City Hall has already issued 3,524 cards, according to community services administrator Kica Matos. The mobile unit is designed to target seniors, children and other demographics that have had difficulties obtaining cards.

“We plan on targeting vulnerable populations, like seniors and youths, and the numbers can only go up when you make the card more available,” said Emily Byrne, policy assistant to the mayor.

New Haven is the first city in the country to grant identification to all residents, regardless of immigration status. The program captured the national spotlight when it started in June, particularly after Immigration and Customs Enforcement agents arrested 32 undocumented immigrants in Fair Haven two days after the program was unveiled.

The mobile unit was a direct response to residents’ requests that the ID services come to them, Matos said.

“The cards are available right here in your neighborhood, at your church, in your community,” said Ward 16 alderwoman Migdalia Castro. “We invite everyone to come out because if this one’s not near you, the next one may be around your corner.”

The unit plans to make weekly excursions to various community centers, including senior centers, community organizations, public schools, churches and Old Campus. It is slated to come to Yale the week of Nov. 5, Byrne said, although other city officials said that date is not final.

“Yale students are the perfect target group for this ID,” said city spokeswoman Jessica Mayorga. “Students who are here for four years of school should also be able to access basic city services, but they may not need or want a Connecticut driver’s license.”

Maddie Gelblum ’08, an intern at the mayor’s office, encouraged Elis to participate in the program.

“Students are residents of New Haven like anyone else, and there’s no reason they shouldn’t take part like any other resident,” she said.

The pastor of Second Star of Jacob Church invited the unit to set up in its small foyer. A line of elderly couples, mothers with young children in tow, and other residents lined up outside to pick up and fill out the paperwork, pay the $10 fee, present their proofs of identity and residency, and have their photos taken. The applications were processed later at City Hall, and the cards will be mailed to the applicants.

Milagro Adorno, who applied for her card at the church Wednesday, said it would have been impossible for her to obtain a card if the service had not come to her local church. Her job at Wal-Mart leaves her no time to go to City Hall during business hours.

Juan Reyes, who also applied, said bringing the ID services into the neighborhoods has helped ease lingering anxieties from June’s ICE raid.

“It helps calm people down,” he said. “It helps people get out of their houses instead of worrying that they’re going to come after us.”

Joseph Martinez, who was born in the United States, said he applied for an ID to show solidarity with the Latino community.

“They have my support, especially the hardworking people who come here wanting to make something of themselves, to have a better life and give their kids what they can’t give them in their home countries,” he said.

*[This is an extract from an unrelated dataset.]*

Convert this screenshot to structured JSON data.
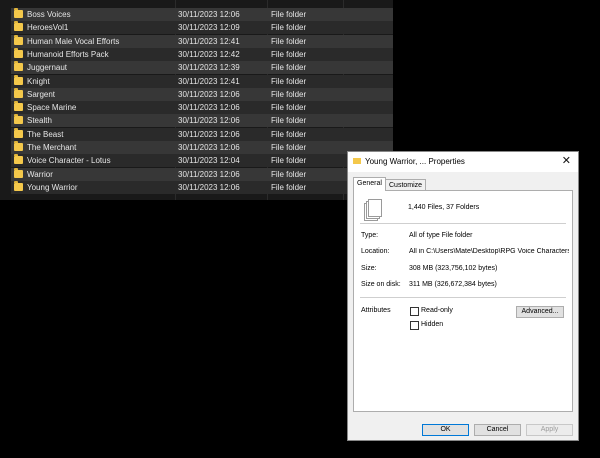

While the program is generally popular within New Haven, it has sparked controversy elsewhere. The city dismissed a northern Connecticut newspaper’s Freedom of Information Act request for the names of municipal ID applicants last month, citing invasion of privacy concerns.